Often my friend Tennis invites me to join him for the private sword class he takes with Sensei Mike Esmialzadeh. We practice the partner exercises from the system and I get to be 'the opponent' so Sensei Mike E can troubleshoot. Class is 6.15a.m. and without doubt is one of the funnest ways to start the day.
Sensei Mike E is high ranking in many Japanese systems, but has also trained various Chinese Arts, and Eskrima under Mike Inay. He is hugely knowledgeable, well read and highly skilled, and with this varied background can see behind the Arts to the principles that lie beneath - he can explain them, and he can do them.
Like I said - big fun.
Last class we were working attacks from the draw - counter ambush type stuff from the Toyama Ryu Battodo system, and that led to a discussion of the various ways that swords have been carried in different cultures and over time.
Mike pointed out that pre 1570 Katanas were generally carried edge down (as is the norm for sword carry in many cultures), but after 1570 though this was still true on the battle field, on the street the blade started to be carried edge up.

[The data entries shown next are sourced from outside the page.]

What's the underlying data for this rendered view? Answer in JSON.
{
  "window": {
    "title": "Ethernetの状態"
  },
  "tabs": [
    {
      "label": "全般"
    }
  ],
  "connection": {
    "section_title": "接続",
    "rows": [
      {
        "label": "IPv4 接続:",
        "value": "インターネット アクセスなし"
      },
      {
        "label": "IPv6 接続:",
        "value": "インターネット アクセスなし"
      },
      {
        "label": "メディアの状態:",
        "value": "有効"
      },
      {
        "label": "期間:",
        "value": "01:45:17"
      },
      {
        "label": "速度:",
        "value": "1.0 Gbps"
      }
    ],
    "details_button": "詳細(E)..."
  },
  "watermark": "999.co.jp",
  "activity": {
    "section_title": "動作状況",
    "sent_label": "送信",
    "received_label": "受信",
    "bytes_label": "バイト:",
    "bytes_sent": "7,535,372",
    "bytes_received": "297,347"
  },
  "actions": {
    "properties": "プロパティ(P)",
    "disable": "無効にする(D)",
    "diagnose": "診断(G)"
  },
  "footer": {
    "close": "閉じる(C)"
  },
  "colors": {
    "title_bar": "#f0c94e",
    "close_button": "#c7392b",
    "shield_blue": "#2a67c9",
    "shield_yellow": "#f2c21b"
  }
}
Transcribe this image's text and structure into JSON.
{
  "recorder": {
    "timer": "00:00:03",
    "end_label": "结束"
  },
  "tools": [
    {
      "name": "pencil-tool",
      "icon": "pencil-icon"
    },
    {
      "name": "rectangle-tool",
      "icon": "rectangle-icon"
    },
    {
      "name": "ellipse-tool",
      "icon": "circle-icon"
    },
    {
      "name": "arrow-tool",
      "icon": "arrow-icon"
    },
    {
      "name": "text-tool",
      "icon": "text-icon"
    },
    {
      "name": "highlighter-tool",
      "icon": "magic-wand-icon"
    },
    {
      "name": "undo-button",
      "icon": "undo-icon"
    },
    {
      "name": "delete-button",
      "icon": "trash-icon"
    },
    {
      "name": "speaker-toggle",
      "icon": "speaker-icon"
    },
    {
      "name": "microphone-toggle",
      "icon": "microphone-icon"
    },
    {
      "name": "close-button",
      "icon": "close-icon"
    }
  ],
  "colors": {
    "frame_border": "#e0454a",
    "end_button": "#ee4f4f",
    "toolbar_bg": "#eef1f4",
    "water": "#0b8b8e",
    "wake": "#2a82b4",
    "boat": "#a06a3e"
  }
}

The 16th century had seen constant civil war in Japan which was to continue into the early 1600s, but after 1570 the climate quietened down, and the result was a country filled with warriors who had known nothing but war for generations, all carrying swords into an era of peace.
As one could also imagine, old feuds from the war era bled over into these times, and the integration of past enemies into peaceful neighbors was not a smooth process. This resulted in constant confrontations, street brawls, ambushes and assassinations. An attack could come at any time, from any direction, front, behind, round a corner, and could be a cut from above, the side, a poke, a disarm, and there could be more than one of them.
It became important to have counter ambush skills and a quick draw.
So why did this influence the way the sword was carried?
Carrying edge down gives you one good angle to draw and cut from (#3 in TRB), but makes it harder to draw the blade upwards or horizontally as you have to twist in and up on the scabbard to change the angle, and your wrist does not have so much range of motion in this direction - remember the sword is curved and so is the scabbard. But keeping the edge up means it is much easier to angle the body or twist the scabbard out and down (a much more natural movement) to change it's orientation, giving 5 good, quick draw directions, enough to (potentially) take care of any attack angle, from any direction when combined with movement.
So even in the most traditional systems, "why?" questions have answers rooted in pragmatism, historical or otherwise ... or should do.
Everything should have a good reason behind it, and asking "Why?" and discovering these reasons is a crucial part of understanding.